But the result will resonate well beyond Ukraine, which abuts Russia to the east, Belarus to the north, a handful of EU members to the west, and Moldova and the strategically important Black Sea to the south.
Moscow could be watching closely for opportunities to undermine Ukrainian defiance in the face of the separatist threat that Moscow has stoked since Russian troops invaded Ukraine's Crimea in 2014 or to chip away at Western support for Kyiv.
A spokesman for Russian President Vladimir Putin, whose administration has depicted Kyiv's post-Euromaidan leadership as a "junta," this week declined to say "whether the election could be recognized as illegitimate," according to TASS.
Ukrainian security officials warned in the final week of campaigning that "Russia intends to carry out unprecedented cyberattacks" against the country's election supervisors "in order to cast doubt on the legitimacy" of the vote.
Observers like the Atlantic Council's Brian Mefford have predicted that the voting "is likely to be the cleanest and least fraudulent election in Ukraine's history."
But Olha Aivazovska, who heads the Opora civil network, which has alleged campaign-funding violations and supervisory and other problems, suggested that Ukrainians were showing the "lowest level of confidence in the electoral process in the history of elections in Ukraine."
If no one wins a majority outright, the top two candidates advance to a runoff on April 21.

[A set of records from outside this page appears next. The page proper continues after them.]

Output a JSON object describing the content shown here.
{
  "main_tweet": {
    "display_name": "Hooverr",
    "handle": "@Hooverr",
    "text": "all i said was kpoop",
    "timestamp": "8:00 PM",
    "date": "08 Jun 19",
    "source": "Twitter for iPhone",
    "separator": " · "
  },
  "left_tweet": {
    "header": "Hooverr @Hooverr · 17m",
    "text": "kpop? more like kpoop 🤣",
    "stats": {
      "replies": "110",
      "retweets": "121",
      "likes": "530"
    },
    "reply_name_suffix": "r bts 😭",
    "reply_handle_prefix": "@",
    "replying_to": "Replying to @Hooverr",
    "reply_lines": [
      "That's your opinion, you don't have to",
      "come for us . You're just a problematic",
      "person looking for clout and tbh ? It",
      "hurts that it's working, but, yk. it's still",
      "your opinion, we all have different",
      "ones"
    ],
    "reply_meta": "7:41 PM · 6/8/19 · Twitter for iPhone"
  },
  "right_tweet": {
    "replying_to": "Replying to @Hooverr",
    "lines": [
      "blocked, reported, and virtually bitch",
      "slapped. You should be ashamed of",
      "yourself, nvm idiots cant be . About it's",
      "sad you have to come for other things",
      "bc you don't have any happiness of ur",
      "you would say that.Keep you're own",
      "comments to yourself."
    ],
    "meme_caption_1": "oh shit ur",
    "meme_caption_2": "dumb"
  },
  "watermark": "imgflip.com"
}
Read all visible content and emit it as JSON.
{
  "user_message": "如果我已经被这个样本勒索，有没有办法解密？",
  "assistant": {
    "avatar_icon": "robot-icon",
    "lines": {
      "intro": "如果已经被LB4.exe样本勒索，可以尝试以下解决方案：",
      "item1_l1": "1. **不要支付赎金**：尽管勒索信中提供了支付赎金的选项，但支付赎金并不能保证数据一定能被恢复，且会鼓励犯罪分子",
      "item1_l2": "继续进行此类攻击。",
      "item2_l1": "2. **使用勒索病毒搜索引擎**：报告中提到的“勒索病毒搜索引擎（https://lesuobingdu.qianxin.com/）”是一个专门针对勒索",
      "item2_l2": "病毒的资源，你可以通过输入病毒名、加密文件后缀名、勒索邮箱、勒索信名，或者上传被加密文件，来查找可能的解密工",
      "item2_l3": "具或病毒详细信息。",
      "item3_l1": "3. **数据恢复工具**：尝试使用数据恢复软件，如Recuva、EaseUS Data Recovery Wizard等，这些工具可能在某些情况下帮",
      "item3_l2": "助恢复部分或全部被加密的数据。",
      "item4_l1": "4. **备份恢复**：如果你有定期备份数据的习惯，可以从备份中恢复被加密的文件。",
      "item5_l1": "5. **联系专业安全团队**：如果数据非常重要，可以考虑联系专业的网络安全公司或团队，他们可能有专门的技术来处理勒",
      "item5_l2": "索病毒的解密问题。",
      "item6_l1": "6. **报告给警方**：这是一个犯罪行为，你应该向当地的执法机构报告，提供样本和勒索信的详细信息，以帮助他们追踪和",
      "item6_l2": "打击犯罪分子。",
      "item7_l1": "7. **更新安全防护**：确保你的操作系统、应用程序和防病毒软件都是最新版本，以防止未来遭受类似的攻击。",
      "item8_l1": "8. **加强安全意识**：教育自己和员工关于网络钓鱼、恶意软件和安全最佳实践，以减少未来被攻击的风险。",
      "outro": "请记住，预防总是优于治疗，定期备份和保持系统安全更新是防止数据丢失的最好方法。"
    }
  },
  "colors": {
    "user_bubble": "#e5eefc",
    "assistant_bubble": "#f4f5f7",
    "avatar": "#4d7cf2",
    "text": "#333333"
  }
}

The World Bank warned last year that Ukraine's economic "outlook depends on the pace of reforms and on reaching an agreement on the [International Monetary Fund] program," which has extended billions in credit to Kyiv since the conflict broke out five years ago, crippling Ukraine's economy and devaluing its currency.